The Louisville Courier-Journal recently took a look at the quality of counsel in an article entitled Death Row Inmates Appeal, Cite Bad Counsel. Kentucky up to the mid-to-late nineties, as well as in many other states (and in Texas, Pennsylvania, and a few other states still), suffered under the a problem counsel who were either too inexperienced or too under-resourced to handle capital cases. The Courier Journal points out what can all too often unfold when that happens:
The jury was unaware that Marlowe attempted to hang himself at 6 or 7, and that his parents cursed him as they cut him down.

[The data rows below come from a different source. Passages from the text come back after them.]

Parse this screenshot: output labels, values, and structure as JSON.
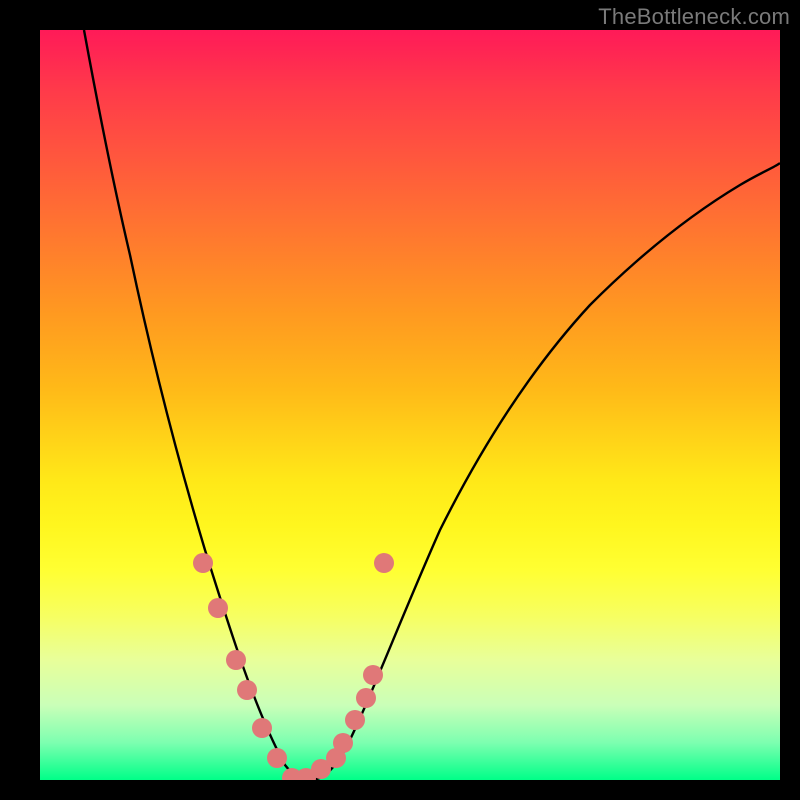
{
  "watermark": "TheBottleneck.com",
  "chart_data": {
    "type": "line",
    "title": "",
    "xlabel": "",
    "ylabel": "",
    "xlim": [
      0,
      100
    ],
    "ylim": [
      0,
      100
    ],
    "gradient_background": {
      "top_color": "#ff1a58",
      "mid_colors": [
        "#ff7a2e",
        "#ffd118",
        "#fff61e"
      ],
      "bottom_color": "#00ff88"
    },
    "series": [
      {
        "name": "bottleneck-curve",
        "color": "#000000",
        "x": [
          6,
          8,
          10,
          12,
          14,
          16,
          18,
          20,
          22,
          24,
          26,
          28,
          30,
          32,
          34,
          36,
          40,
          45,
          50,
          55,
          60,
          65,
          70,
          75,
          80,
          85,
          90,
          95,
          100
        ],
        "y": [
          100,
          90,
          80,
          70,
          60,
          51,
          43,
          36,
          29,
          23,
          17,
          12,
          7,
          3,
          0,
          0,
          3,
          10,
          19,
          28,
          36,
          43,
          50,
          56,
          61,
          66,
          70,
          74,
          77
        ]
      }
    ],
    "markers": [
      {
        "name": "left-branch-points",
        "color": "#e07878",
        "radius_px": 10,
        "x": [
          22,
          24,
          26.5,
          28,
          30,
          32,
          34
        ],
        "y": [
          29,
          23,
          16,
          12,
          7,
          3,
          0
        ]
      },
      {
        "name": "right-branch-points",
        "color": "#e07878",
        "radius_px": 10,
        "x": [
          36,
          38,
          40,
          41,
          42.5,
          44,
          45,
          46.5
        ],
        "y": [
          0,
          1.5,
          3,
          5,
          8,
          11,
          14,
          29
        ]
      }
    ]
  }
}
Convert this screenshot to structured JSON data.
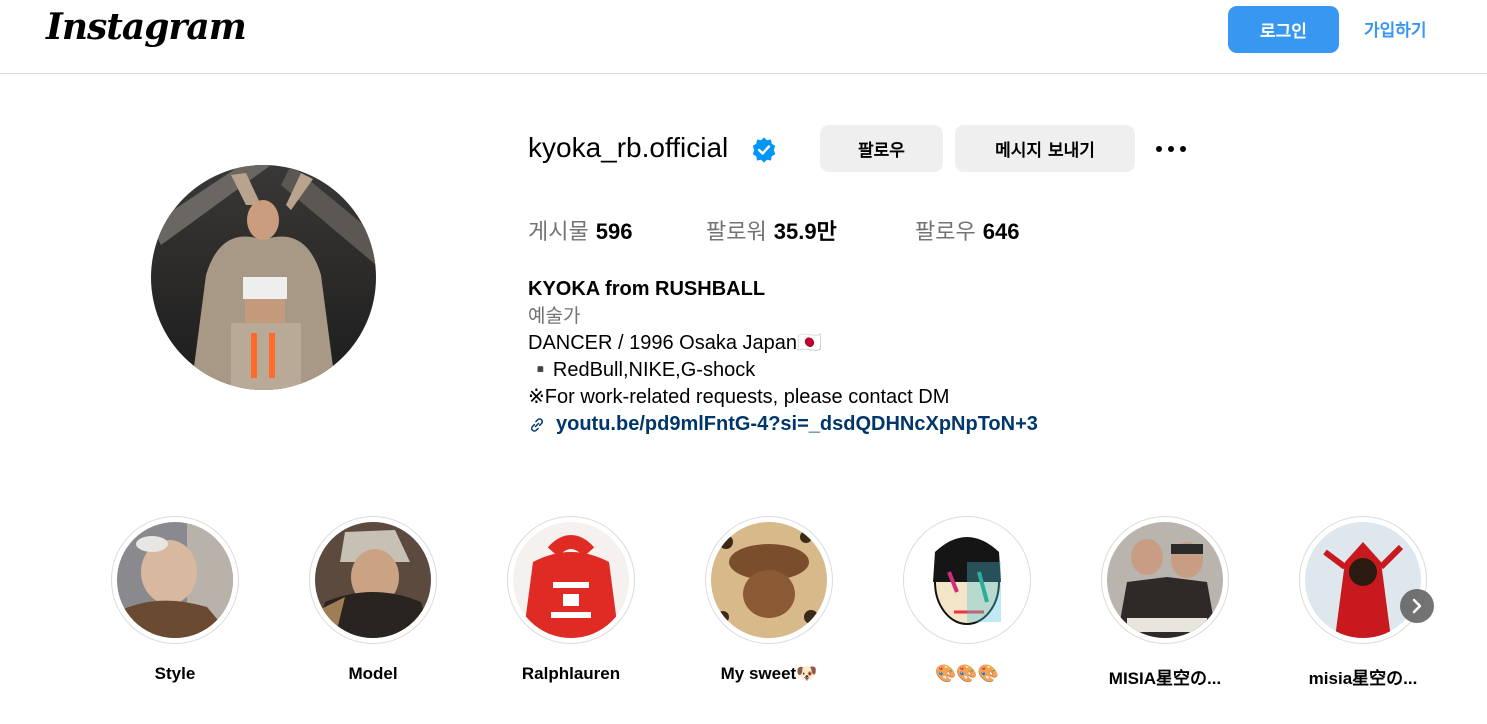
{
  "nav": {
    "logo": "Instagram",
    "login_label": "로그인",
    "signup_label": "가입하기",
    "accent": "#3897f0"
  },
  "profile": {
    "username": "kyoka_rb.official",
    "verified_icon": "verified-badge-icon",
    "follow_label": "팔로우",
    "message_label": "메시지 보내기",
    "more_icon": "more-options-icon"
  },
  "stats": {
    "posts_label": "게시물",
    "posts_value": "596",
    "followers_label": "팔로워",
    "followers_value": "35.9만",
    "following_label": "팔로우",
    "following_value": "646"
  },
  "bio": {
    "name": "KYOKA from RUSHBALL",
    "category": "예술가",
    "lines": [
      "DANCER / 1996 Osaka Japan🇯🇵",
      "▪️RedBull,NIKE,G-shock",
      "※For work-related requests, please contact DM"
    ],
    "link": "youtu.be/pd9mlFntG-4?si=_dsdQDHNcXpNpToN+3",
    "link_icon": "link-icon"
  },
  "highlights": [
    {
      "label": "Style"
    },
    {
      "label": "Model"
    },
    {
      "label": "Ralphlauren"
    },
    {
      "label": "My sweet🐶"
    },
    {
      "label": "🎨🎨🎨"
    },
    {
      "label": "MISIA星空の..."
    },
    {
      "label": "misia星空の..."
    }
  ],
  "highlight_next_icon": "chevron-right-icon"
}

The jury also had no idea that Marlowe's father repeatedly beat him and his siblings, that Marlowe sometimes slept in a crawl space under the house and that as an adult he exhibited evidence of brain damage.
None of that was introduced at trial because Marlowe's inexperienced attorney made no effort to obtain or to use information about his client's background to save his life. . . .
Goodwyn, Marlowe's trial attorney, said in a recent interview that at the time of trial, he had been practicing law for less than two years, had never before handled a death-penalty case and had tried only a few felony cases of any kind.
"I don't think I had any business doing a case like that, with my level of experience," Goodwyn said. "I don't think I was prepared at all."
Goodwyn doesn't recall talking to anyone in Frankfort about the case -- in part because he said he didn't know enough to seek help, or what to ask for. Nor did it occur to him to request funds to hire expert witnesses, such as a psychologist to assess Marlowe's mental state, or to probe his background.
"I don't think I knew what I was doing," Goodwyn said. "I didn't know what was going on. I didn't investigate anything. I concentrated on guilt or innocence."
Ernie Lewis, the state's public advocate, agreed that public defenders are far less likely to provide ineffective representation in death-penalty cases now than in the past. That is so, Lewis said, in part because the department has adopted American Bar Association standards for legal representation in such cases.
Those standards recommend an experienced defense team consisting of at least two attorneys, an investigator and a "mitigation specialist" who assembles the defendant's social history.
In addition, Lewis said the department also now provides more training for, and oversight of, its attorneys defending capital cases.